- Mertes, Katherine, Ressijac, Catherine A., Moraes, Rosana N., Hughey, Lacey F., Alegre, Luisa H. Porto, Horning, Megan, Buk, Tara, Harwood, Arielle, Layman, Lawrence, Mathews, Christopher, Vance, Morgan, Reed, Dolores, Stabach, Jared A., and Goldenberg, Shifra Z. 2022. "Assessing neophobia and exploration while accounting for social context: an example application in scimitar-horned oryx." Mammalian Biology, https://doi.org/10.1007/s42991-022-00271-1. 2022
- Noonan, Michael J., Fleming, Christen H., Tucker, Marlee A., Kays, Roland, Harrison, Autumn-Lynn, Crofoot, Margaret C., Abrahms, Briana, Alberts, Susan C., Ali, Abdullahi H., Altmann, Jeanne, Antunes, Pamela Castro, Attias, Nina, Belant, Jerrold L., Beyer, Dean E., Jr., Bidner, Laura R., Blaum, Niels, Boone, Randall B., Caillaud, Damien, de Paula, Rogerio Cunha, De la Torre, J. Antonio, Dekker, Jasja, DePerno, Christopher S., Farhadinia, Mohammad, Fennessy, Julian, Fichtel, Claudia et al. 2020. "Effects of body size on estimation of mammalian area requirements." Conservation Biology, 34, (4) 1017–1028. https://doi.org/10.1111/cobi.13495. 2020
- Mertes, Katherine, Jarzyna, Marta A., and Jetz, Walter. 2020. "Hierarchical multi-grain models improve descriptions of species' environmental associations, distribution, and abundance." Ecological Applications, 30, (6). https://doi.org/10.1002/eap.2117. 2020
- Stabach, Jared A., Cunningham, Stephanie A., Connette, Grant, Mota, Joel L., Reed, Dolores, Byron, Michael, Songer, Melissa, Wacher, Tim, Mertes, Katherine, Brown, Janine L., Comizzoli, Pierre, Newby, John, Monfort, Steven L., and Leimgruber, Peter. 2020. "Short-term effects of GPS collars on the activity, behavior, and adrenal response of scimitar-horned oryx (Oryx dammah)." PloS One, 15, (2) Article e0221843. https://doi.org/10.1371/journal.pone.0221843. 2020
- Huang, Qiongyu, Lothspeich, Audrey, Hernandez, Haydee Yanez, Mertes, Katherine, Liu, Xuehua, and Songer, Melissa. 2020. "What drove giant panda Ailuropoda melanoleuca expansion in the Qinling Mountains?
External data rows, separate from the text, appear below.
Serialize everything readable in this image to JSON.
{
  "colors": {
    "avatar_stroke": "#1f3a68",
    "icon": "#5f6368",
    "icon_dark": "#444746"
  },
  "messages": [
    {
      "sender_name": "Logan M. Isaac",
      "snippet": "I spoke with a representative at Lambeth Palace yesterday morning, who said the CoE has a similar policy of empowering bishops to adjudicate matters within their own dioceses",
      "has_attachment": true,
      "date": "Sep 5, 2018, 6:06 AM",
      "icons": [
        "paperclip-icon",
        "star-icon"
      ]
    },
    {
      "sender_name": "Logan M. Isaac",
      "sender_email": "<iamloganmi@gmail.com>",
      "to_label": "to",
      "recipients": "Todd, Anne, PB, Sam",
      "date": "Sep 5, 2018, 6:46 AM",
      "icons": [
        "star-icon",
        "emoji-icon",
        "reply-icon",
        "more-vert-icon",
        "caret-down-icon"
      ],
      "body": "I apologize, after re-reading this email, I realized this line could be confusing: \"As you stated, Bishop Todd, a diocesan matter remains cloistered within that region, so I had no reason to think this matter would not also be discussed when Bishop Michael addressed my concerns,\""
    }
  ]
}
An analysis comparing the influence of climate, bamboo, and various landscape variables in the past decade." Environmental Research Letters, 15, (8). https://doi.org/10.1088/1748-9326/ab86f3. 2020
- Mertes, Katherine, Stabach, Jared A., Songer, Melissa, Wacher, Tim, Newby, John, Chuven, Justin, Al Dhaheri, Shaikha, Leimgruber, Peter, and Monfort, Steven. 2019. "Management Background and Release Conditions Structure Post-release Movements in Reintroduced Ungulates." Frontiers in Ecology and Evolution, 7 470. https://doi.org/10.3389/fevo.2019.00470. 2019
- National Zoological Park Academic Department